Thank you, Ryan, Rogan, and IMH for your excellent answers to the question I posed at the end of my previous post, Dramatic Conflict. I had not thought of the points you make. (Thanks also to David for your thanks.)

With revenge and altruism as the only values (if any) that today’s heroes fight for, no wonder they are so grim. And no wonder the expression of any other values seems so unmotivated, like lip service. When the hero in Braveheart started speaking for freedom, I remember having asked myself, “Where did that come from?”

Perhaps an even starker illustration of the points you all make is in the movie The Patriot (2000). In this film, the hero (played by Mel Gibson, for whom revenge seems to be a recurring theme) does not join the American Revolution until his son is killed by the British. The idea of reducing America’s fight for independence to a fight for revenge is particularly appalling. Can anyone name an American Founding Father who joined the Revolution only after a loved one was killed by the British?

Thankfully, heroes in some films do sometimes seek selfish values, at least in the realm of love. But fighting a war and killing for selfish values—or for any values—does seem forbidden. It seems that writers feel the need to give their heroes an excuse—in place of a valid reason—for killing an enemy. And an excuse is a feeling, an urge, a neurosis or psychosis, something the hero has no control over—as opposed to an idea, which is chosen.

This mindset is consistent with Naturalism as opposed to Romanticism, as defined by Ayn Rand. For those unfamiliar with her esthetics, see Ayn Rand’s essay “What is Romanticism” in The Romantic Manifesto; the essay begins as follows:

Romanticism is a category of art based on the recognition of the principle that man possesses the faculty of volition.

For a Romantic hero, an internal conflict (traditionally called ‘Man vs. Himself’) would be a conflict of values, such as love vs. honor, or freedom vs. peace; and the hero must choose between them.

Naturalism, on the other hand, denies free will. For a Naturalist character, an internal conflict would be a conflict of emotions, urges, or psychological problems, such as rage vs. despair, or lust vs. guilt; such a character never makes a choice, instead merely wallowing in his torment and oscillating between satisfying one urge and then the other in response to external stimuli.

(For a good exploration of Ayn Rand’s distinction between Romanticism and Naturalism in characterization, see “Consciousness vs. Subconscious Motivation in Literature”, by Tore Boeckmann in The Intellectual Activist, July 1993 and September 1993.)

By far the most famous teacher of screenwriting today is Robert McKee. From my reading, he is also by far the best ‘mainstream’ writer on screenwriting. (Of course, I am not including Ayn Rand in the mainstream.) I looked up ‘conflict’ in McKee’s famous book on screenwriting, Story. Here is part of what I found.

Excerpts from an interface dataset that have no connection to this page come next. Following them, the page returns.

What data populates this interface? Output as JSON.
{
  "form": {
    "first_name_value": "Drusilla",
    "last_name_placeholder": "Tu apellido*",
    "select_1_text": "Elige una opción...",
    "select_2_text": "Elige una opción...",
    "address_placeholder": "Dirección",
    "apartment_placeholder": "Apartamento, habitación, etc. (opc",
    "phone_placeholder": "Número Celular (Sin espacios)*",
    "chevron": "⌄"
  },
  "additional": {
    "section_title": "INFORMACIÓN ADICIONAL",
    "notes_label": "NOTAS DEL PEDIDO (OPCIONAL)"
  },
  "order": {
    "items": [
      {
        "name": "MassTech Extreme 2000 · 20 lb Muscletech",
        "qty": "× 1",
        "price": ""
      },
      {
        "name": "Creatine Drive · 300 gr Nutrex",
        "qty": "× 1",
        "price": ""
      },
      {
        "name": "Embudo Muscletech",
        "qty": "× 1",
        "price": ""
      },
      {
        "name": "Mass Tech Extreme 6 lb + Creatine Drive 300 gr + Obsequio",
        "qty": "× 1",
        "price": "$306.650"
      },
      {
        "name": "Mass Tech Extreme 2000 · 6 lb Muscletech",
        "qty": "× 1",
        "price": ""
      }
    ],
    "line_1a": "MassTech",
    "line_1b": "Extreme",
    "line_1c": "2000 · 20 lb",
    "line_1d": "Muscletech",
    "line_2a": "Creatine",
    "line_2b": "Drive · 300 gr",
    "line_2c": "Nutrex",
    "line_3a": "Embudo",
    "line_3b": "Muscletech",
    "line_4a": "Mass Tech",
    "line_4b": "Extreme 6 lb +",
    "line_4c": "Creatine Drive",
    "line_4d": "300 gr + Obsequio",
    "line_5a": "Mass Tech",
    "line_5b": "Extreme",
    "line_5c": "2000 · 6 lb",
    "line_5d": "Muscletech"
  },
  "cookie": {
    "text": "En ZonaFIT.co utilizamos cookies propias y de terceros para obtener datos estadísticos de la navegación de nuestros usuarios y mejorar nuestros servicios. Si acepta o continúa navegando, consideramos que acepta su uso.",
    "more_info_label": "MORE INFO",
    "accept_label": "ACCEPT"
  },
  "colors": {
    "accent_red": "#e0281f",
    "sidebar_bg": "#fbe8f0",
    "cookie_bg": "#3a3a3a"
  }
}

In praising the creation of “inner conflict” in the film Kramer vs. Kramer (1979), McKee writes (p.215):

In the film’s first moments Kramer discovers his wife has left him and his son. He’s torn with an inner conflict that takes the form of doubts and fears that he’s in over his head vs. a male arrogance telling him whatever women do is easy.

Whether the scene from Kramer vs. Kramer is actually as weak as McKee’s praise implies, I don’t recall. My point here is that an entire generation of screenwriters is being mis-taught on the nature of internal conflict.

(McKee also analyzes the conflict in a scene from Casablanca (1942). Perhaps in a future post, I can discuss that.)

It is too bad that more screenwriters are not studying Ayn Rand (for example, The Art of Fiction) instead of McKee.